Writer Paul Dini was actually inspired to create Harley Quinn after watching a performance by Arlene Sorkin in a fantasy sequence on Days of Our Lives. The actress later went on to voice the character she inspired, as she and Paul were actually old friends from college.
Starting as psychiatrist Dr. Harley Quinzel, the character turns to a life of crime after she meets a special sort of inmate at Arkham Asyum: The Joker. Afterwards, she becomes the sidekick and frequent lover of the Clown Prince of Crime, adopting the alias Harley Quinn (a play on the word “Harlequin”). Originally designed to be a throwaway character, she became immensely popular with fans of the show and became one of Batman’s most beloved villains. Her ever-increasing popularity has led to her landing a lead role in the upcoming Suicide Squad movie, where she'll be played by Margot Robbie.
1 Voice Actors That Could've Been
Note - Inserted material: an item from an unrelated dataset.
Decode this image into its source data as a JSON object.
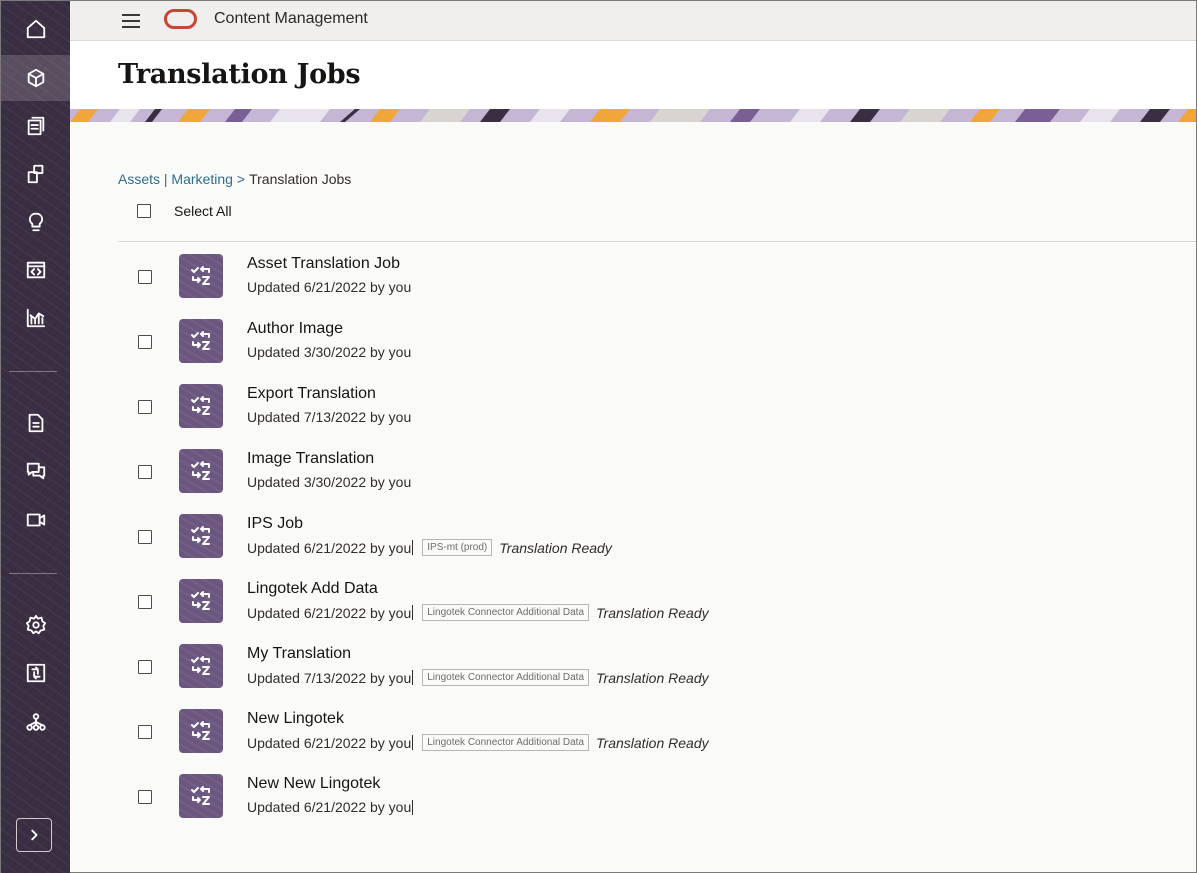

The voice acting for Batman: The Animated Series seems to be so perfect and spot on that it’s hard to picture anyone else in the iconic roles. But that’s exactly what almost happened a few times over, as FOX tried to pull some bigger names in for the headlining roles.
For starters, Tim Curry’s name was dropped for a nomination to play the Joker, but was ultimately passed on because the producers’ felt he didn’t have the right voice to play the character. It’s hard to picture anyone else but Mark Hamill’s theatrical and manic voice coursing through the Clown Prince of Crime, but given Curry’s outlandish and eccentric performances in outings like It and The Rocky Horror Picture Show, we’d be liars if we said he wouldn’t at least be an interesting prospect.
And then we have an even bigger name than Curry: Mr. Al Pacino, who was offered the role of Harvey Dent/Two Face. The creators of the show put in a lot of time to flesh out Harvey’s character before his turn to a life of crime, making him one of the series’ best villains, and having Pacino’s authoritative voice would have been the cherry on top. Unfortunately, Pacino passed, but that amount of talent mixed with the already great storytelling and animation could have been another game-changer for the show. Considering how incredible the show turned out though, we really can't complain.
Will another animated superhero series ever eclipse Batman: The Animated Series? Did we miss any of your favorite fun facts surrounding the show? Let us know in the comments.